The Jamrose is present in multiple ravines, especially in the humid forests where this tree is gradually expanding to the detriment of the native flora.
Introduced on La Réunion in 1825, it was frequently planted on the slopes to retain the soil. It has then ascended along the ravines where it has formed layers in gallery form which it now dominates. It can also be found in lowland rain forest and in agricultural areas in the North and East mainly.
It has been shown that the Jamerosat is very invasive to native vegetation. It suffocates them by forming almost monospecific colonies. It spreads itself very easily in environements which are even slightly degraded and then forms a very dense mantle creating a considerable shadow which prevents the regeneration of the native flora.
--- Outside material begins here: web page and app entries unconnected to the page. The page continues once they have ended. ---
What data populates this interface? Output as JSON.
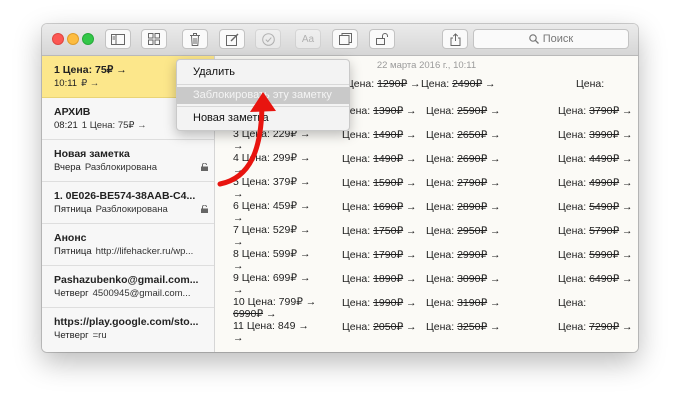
{
  "toolbar": {
    "buttons": [
      {
        "name": "sidebar-toggle-button",
        "icon": "sidebar-icon"
      },
      {
        "name": "attachments-browser-button",
        "icon": "grid-icon"
      },
      {
        "name": "delete-button",
        "icon": "trash-icon"
      },
      {
        "name": "new-note-button",
        "icon": "compose-icon"
      },
      {
        "name": "checklist-button",
        "icon": "checkmark-circle-icon"
      },
      {
        "name": "format-button",
        "icon": "text-format-icon"
      },
      {
        "name": "add-photo-button",
        "icon": "photo-icon"
      },
      {
        "name": "lock-button",
        "icon": "padlock-icon"
      },
      {
        "name": "share-button",
        "icon": "share-icon"
      }
    ],
    "format_label": "Aa",
    "search_placeholder": "Поиск"
  },
  "sidebar": {
    "notes": [
      {
        "title": "1 Цена: 75₽ →",
        "date": "10:11",
        "preview": "₽ →",
        "locked": false,
        "selected": true
      },
      {
        "title": "АРХИВ",
        "date": "08:21",
        "preview": "1 Цена: 75₽ →",
        "locked": false,
        "selected": false
      },
      {
        "title": "Новая заметка",
        "date": "Вчера",
        "preview": "Разблокирована",
        "locked": true,
        "selected": false
      },
      {
        "title": "1. 0E026-BE574-38AAB-C4...",
        "date": "Пятница",
        "preview": "Разблокирована",
        "locked": true,
        "selected": false
      },
      {
        "title": "Анонс",
        "date": "Пятница",
        "preview": "http://lifehacker.ru/wp...",
        "locked": false,
        "selected": false
      },
      {
        "title": "Pashazubenko@gmail.com...",
        "date": "Четверг",
        "preview": "4500945@gmail.com...",
        "locked": false,
        "selected": false
      },
      {
        "title": "https://play.google.com/sto...",
        "date": "Четверг",
        "preview": "=ru",
        "locked": false,
        "selected": false
      }
    ]
  },
  "content": {
    "date": "22 марта 2016 г., 10:11",
    "row0": {
      "c2": "Цена: ",
      "c2s": "1290₽",
      "c2a": " →",
      "c3": "Цена: ",
      "c3s": "2490₽",
      "c3a": " →",
      "c4": "Цена:"
    },
    "rows": [
      {
        "c1": "",
        "c1cont": "",
        "c2": "Цена: ",
        "c2s": "1390₽",
        "c3": "Цена: ",
        "c3s": "2590₽",
        "c4": "Цена: ",
        "c4s": "3790₽"
      },
      {
        "c1": "3 Цена: 229₽ →",
        "c2": "Цена: ",
        "c2s": "1490₽",
        "c3": "Цена: ",
        "c3s": "2650₽",
        "c4": "Цена: ",
        "c4s": "3990₽"
      },
      {
        "c1": "4 Цена: 299₽ →",
        "c2": "Цена: ",
        "c2s": "1490₽",
        "c3": "Цена: ",
        "c3s": "2690₽",
        "c4": "Цена: ",
        "c4s": "4490₽"
      },
      {
        "c1": "5 Цена: 379₽ →",
        "c2": "Цена: ",
        "c2s": "1590₽",
        "c3": "Цена: ",
        "c3s": "2790₽",
        "c4": "Цена: ",
        "c4s": "4990₽"
      },
      {
        "c1": "6 Цена: 459₽ →",
        "c2": "Цена: ",
        "c2s": "1690₽",
        "c3": "Цена: ",
        "c3s": "2890₽",
        "c4": "Цена: ",
        "c4s": "5490₽"
      },
      {
        "c1": "7 Цена: 529₽ →",
        "c2": "Цена: ",
        "c2s": "1750₽",
        "c3": "Цена: ",
        "c3s": "2950₽",
        "c4": "Цена: ",
        "c4s": "5790₽"
      },
      {
        "c1": "8 Цена: 599₽ →",
        "c2": "Цена: ",
        "c2s": "1790₽",
        "c3": "Цена: ",
        "c3s": "2990₽",
        "c4": "Цена: ",
        "c4s": "5990₽"
      },
      {
        "c1": "9 Цена: 699₽ →",
        "c2": "Цена: ",
        "c2s": "1890₽",
        "c3": "Цена: ",
        "c3s": "3090₽",
        "c4": "Цена: ",
        "c4s": "6490₽"
      },
      {
        "c1": "10 Цена: 799₽ →",
        "c2": "Цена: ",
        "c2s": "1990₽",
        "c3": "Цена: ",
        "c3s": "3190₽",
        "c4": "Цена:"
      },
      {
        "c1": "11 Цена: 849 →",
        "c2": "Цена: ",
        "c2s": "2050₽",
        "c3": "Цена: ",
        "c3s": "3250₽",
        "c4": "Цена: ",
        "c4s": "7290₽"
      }
    ],
    "arrow_glyph": "→",
    "wrap_6990": "6990₽ →"
  },
  "context_menu": {
    "items": [
      "Удалить",
      "Заблокировать эту заметку",
      "Новая заметка"
    ]
  },
  "colors": {
    "selected_note": "#fce78b",
    "annotation_arrow": "#e8140f",
    "menu_highlight": "#c9c9c9"
  }
}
It can thus become dominant and modify the natural succession of plant species.
On La Réunion, it progresses along the ravines (Massif de la Montagne). It is gregarious and grows in very dense and probably alllopathic communities (those whch prevent the regenation and development of other species by chemical and mechanical means).